While often tempting, you should not be satisfied with a resume and an interview to screen and select a new hire. You are tasked with matching an entire person — all of his / her skills, experiences, personality traits, behaviors, and values — with an entire company — its history, its future challenges and strategies, its employees, customers, and values. This is not a decision to be taken lightly. Candidates should be screened using a robust process including an assessment of cultural fit (behavioral and situational interviews, personality tests, the ability for more than one person to interview the candidate); and an assessment of technical competency (skill testing, shadowing exercises, and simulations).

Questions to ask:

  • How will the candidates be screened?
  • What are the “must haves” and how does your screening strategy validate that a candidate possesses them?
  • What types of steps should you take to assess a cultural fit?
  • What types of steps should you take to assess a technical fit?
  • Who should be involved in the screening process?

Reference Checks

Reference checks are invaluable tools for finding the right candidate. Utilizing former supervisors and managers (not friends or peers) allows you to gain insight to a candidate’s character, accomplishments, work ethic and skill set. While some companies have policies against providing references, we have found that most people are willing to provide information on a past top performer. If you are partnering with a staffing firm, ensure that reference checks have been completed by requesting to see the reference form and by calling the reference directly.

Questions to ask:

  • What type of work did the candidate perform? What did he / she accomplish?
  • Who did the candidate work with? What was particularly challenging about the role?
  • How would the reference describe the work environment and corporate culture?
  • What kind of personality traits does the candidate have — how did he / she demonstrate these traits?
  • How has the candidate demonstrated he / she can perform the must haves for this role?

Relationship Management

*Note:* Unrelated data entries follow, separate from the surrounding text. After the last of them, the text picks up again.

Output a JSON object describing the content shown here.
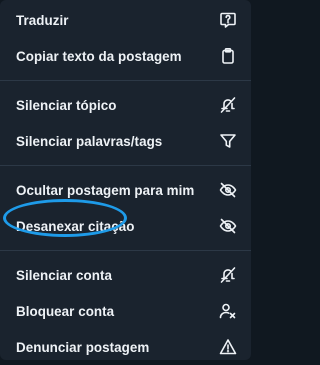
{
  "menu": {
    "groups": [
      [
        {
          "label": "Traduzir",
          "icon": "translate-icon"
        },
        {
          "label": "Copiar texto da postagem",
          "icon": "clipboard-icon"
        }
      ],
      [
        {
          "label": "Silenciar tópico",
          "icon": "mute-bell-icon"
        },
        {
          "label": "Silenciar palavras/tags",
          "icon": "filter-icon"
        }
      ],
      [
        {
          "label": "Ocultar postagem para mim",
          "icon": "eye-slash-icon"
        },
        {
          "label": "Desanexar citação",
          "icon": "eye-slash-icon"
        }
      ],
      [
        {
          "label": "Silenciar conta",
          "icon": "mute-bell-icon"
        },
        {
          "label": "Bloquear conta",
          "icon": "block-person-icon"
        },
        {
          "label": "Denunciar postagem",
          "icon": "warning-icon"
        }
      ]
    ]
  },
  "annotation": {
    "highlight_color": "#1e9be9",
    "highlighted_item": "Desanexar citação"
  },
  "colors": {
    "background": "#1a232e",
    "text": "#eef2f6",
    "divider": "#2c3846"
  }
}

It is important that you have an efficient onboarding program so you can quickly acclimate new hires to the work they will be doing and the company culture they must work within. The sooner you can get your new hire the information necessary to become productive, the sooner you can assess if he or she has the skills necessary to perform well in the job. Long term, you should also consider the mechanisms you have in place to foster deep relationships with your employees and ensure they remain high-performing, loyal team players.

Questions to ask:

  • What kind of onboarding and orientation process do you have in place for new hires?
  • How will you quickly on-board a new hire to the company culture?
  • How can you assist the candidate in getting up to speed quickly?
  • Do you have a 30-day review process to get / give feedback and resolve any open issues?
  • How will you keep your employees motivated?
  • What type of performance reviews and training can you offer to fuel employee development long term?


Bad hiring decisions impact your business in many ways, including your bottom line. You can set yourself up to hire the right candidate by evaluating your local market, understanding your organization’s needs, leveraging referrals, executing a robust screening process, and building a thorough development process for all employees. These steps will ensure that you are not only bringing in the right people but also grooming and retaining them in the years to come.

2“Top 5 Hiring Mistakes & How to Fix Them”, Synergy Solutions, 2009

3“Six Truths about Employee Turnover”, American Management Association, June 2000 2009 Ratio 2.2

4“Survey: The Cost of Bad Hires Are Very High”, American Management Association, 2008